This series of blogs focusses on self-sovereign identity (SSI). This post explains what SSI is, what the basic architecture looks like and the advantages of SSI if implemented as PDM (personal data management). For more information on PDM, see our website. In the first blog, we focused on why SSI came to be. In the third blog, we give some examples of use cases where SSI plays an important role.

The SSI principles

A self-sovereign identity, as the name suggests, allows users to have the supreme control over their own personal data. The user, and she alone, can decide which data she shares and with whom. The definition of SSI cannot be completely described in just one sentence. However, there are some guidelines that help to describe what SSI is supposed to be.

Most famous are probably the ten SSI principles of Christopher Allen [source], they include:

  • User control in sharing data
  • Privacy
  • Algorithm transparency
  • Interoperability
  • Portability of data
  • Data minimalization

Based on these, and other, principles an SSI architecture arose that is currently implemented in different examples and versions of SSI. Please note that these SSI principles are strongly related to the Personal Data management (PDM) principles, which are for example implemented within MyData. SSI is an extension of PDM, the difference lays in how data is shared (more about that in a few paragraphs) and in blog 3 we will show that some PDM initiatives could be seen as SSI. In this blog we focus on this architecture to explain what SSI is.


The 3 main roles in the SSI architecture

There are three main roles in the SSI architecture: the issuer (data source), the verifier (sometimes called service provider or data receiver) and the user (holder). The user is in the centre of her data and has complete control over what happens with her data.

The issuer is the source of the user’s data and provides her with personal and non-personal information (which are often called credentials). The verifier will request credentials from the user, and if she wants to share it, the verifier will receive and verifies them. For the user (holders) point of view there can be multiple issuers, verifiers and registries.



The figure describes the basic SSI flow. Step 1) The user request her credentials from the issuer and the issuer sends the signed credentials to the user. Step 2) A verifier requests a certain credential from the user, the user can provider part of her credential which was signed by the issuer, to the verifier. Step 3) The verifier checks the signature of the credential using the registry. An important difference between SSI and PDM is shown in step 2: in the SSI architecture the credential will never go directly from issuer to verifier, but always via the holder, with this mechanism the issuer will never know with which verifiers the holder communicates.
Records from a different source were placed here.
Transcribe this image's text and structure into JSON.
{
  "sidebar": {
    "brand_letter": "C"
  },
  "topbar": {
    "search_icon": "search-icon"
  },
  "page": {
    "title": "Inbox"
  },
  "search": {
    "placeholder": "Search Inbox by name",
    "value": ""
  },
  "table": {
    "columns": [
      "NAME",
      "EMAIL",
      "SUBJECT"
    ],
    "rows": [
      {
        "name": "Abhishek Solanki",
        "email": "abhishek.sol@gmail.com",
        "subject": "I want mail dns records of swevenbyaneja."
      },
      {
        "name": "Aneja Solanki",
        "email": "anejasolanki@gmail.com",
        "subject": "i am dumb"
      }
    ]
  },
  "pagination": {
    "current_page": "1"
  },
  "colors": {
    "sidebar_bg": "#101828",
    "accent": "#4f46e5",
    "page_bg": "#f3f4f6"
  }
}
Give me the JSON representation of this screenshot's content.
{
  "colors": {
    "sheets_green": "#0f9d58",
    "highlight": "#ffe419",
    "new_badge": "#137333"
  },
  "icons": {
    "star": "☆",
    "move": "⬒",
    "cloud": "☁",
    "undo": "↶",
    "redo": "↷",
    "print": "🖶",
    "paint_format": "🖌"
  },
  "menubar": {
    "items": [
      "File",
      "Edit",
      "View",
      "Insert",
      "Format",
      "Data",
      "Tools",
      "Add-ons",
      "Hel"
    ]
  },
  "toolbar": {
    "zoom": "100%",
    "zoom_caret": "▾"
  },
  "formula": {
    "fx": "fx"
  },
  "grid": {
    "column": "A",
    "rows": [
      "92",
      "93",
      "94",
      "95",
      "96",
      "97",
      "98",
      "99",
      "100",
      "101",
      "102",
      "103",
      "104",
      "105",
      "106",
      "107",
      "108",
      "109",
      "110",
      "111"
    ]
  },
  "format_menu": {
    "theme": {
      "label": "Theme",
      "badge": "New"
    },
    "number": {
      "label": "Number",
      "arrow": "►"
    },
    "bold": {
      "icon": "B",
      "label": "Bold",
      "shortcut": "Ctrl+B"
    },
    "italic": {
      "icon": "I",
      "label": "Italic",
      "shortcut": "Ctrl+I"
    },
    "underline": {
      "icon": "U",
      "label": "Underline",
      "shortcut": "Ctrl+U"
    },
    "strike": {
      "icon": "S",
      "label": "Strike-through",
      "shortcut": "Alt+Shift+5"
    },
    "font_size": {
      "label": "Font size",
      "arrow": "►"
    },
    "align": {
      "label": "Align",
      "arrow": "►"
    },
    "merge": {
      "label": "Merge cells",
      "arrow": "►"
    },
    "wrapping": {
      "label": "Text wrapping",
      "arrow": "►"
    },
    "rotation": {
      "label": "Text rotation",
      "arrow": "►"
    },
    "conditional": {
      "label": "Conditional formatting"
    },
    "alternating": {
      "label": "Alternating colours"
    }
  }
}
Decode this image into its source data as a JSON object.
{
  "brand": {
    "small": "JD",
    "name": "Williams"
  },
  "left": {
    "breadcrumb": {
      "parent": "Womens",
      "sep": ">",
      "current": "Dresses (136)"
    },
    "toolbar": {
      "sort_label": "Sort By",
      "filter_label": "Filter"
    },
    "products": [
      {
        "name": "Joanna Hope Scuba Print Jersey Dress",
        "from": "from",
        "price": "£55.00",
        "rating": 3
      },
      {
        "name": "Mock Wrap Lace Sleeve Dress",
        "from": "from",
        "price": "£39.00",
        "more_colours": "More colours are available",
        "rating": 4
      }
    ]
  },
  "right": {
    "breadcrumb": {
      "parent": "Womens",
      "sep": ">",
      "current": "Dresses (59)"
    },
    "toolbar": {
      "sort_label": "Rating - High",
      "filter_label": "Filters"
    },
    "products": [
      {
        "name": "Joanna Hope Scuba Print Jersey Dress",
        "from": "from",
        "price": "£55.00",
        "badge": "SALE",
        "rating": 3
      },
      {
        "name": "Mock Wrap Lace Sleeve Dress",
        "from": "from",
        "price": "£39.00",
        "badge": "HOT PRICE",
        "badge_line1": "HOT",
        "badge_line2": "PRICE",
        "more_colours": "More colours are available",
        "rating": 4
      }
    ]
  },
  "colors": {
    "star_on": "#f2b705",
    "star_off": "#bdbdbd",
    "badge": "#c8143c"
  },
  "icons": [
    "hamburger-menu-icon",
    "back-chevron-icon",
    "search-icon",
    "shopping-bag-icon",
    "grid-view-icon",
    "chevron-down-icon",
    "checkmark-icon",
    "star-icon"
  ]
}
In PDM it might happen that, under the consent of the user, the issuer will send the credential directly to the verifier (this has more a user-centric federated identity, see blog 1.

Another advantage of SSI is that that it is possible for the holder to share only part of her credential, not the complete credential she received from the issuer, while it is still possible for the verifier to validate the credential.

Credential validation

Step 3, the validation of the data of the holder, is done using the public data of the issuer. This public data includes information like a public key, to check the digital signature of the credential. This public key of the issuer, or more general, the public-private key cryptography used, is a main part of the security of SSI. This public-private key encryption is used in more digital environments to create trust between users or organisations. Simply put, a public key, that everyone can know about, is used by verifier or holder to validate the signature from the issuer on the data. The private key, which can only be known by the issuer, is used to put a digital signature on the data by the issuer.

The registry, the extra roll

In most SSI environments the role of registry is introduced. The registry keeps a list of all (or some) known issuers and their public available data. An advantage of this method is that it allows verifiers to easier verify if a credential indeed belongs to that user and was issued by that issuer. Without the register, the verifier has to ask the issuer for its publics data, when it wants to verify a credential issued by that issuer. With a register, the verifier does not need to request this public data from every issuer but can use the registry.

However, the register also introduces more need for trust. The verifier has to trust that the register is true about the issuers public data and is not misusing its power to provide false data.

In this blog we had a quick look at the architecture of SSI and two important advantages of SSI: the possibility to share only part of a credential, while still being able to verify it and the cryptographical mechanism which allows to use SSI to share verifiable data, without the issuer having to deliver the data personally directly to the verifier. This contributes to more user control, more privacy and data minimalization.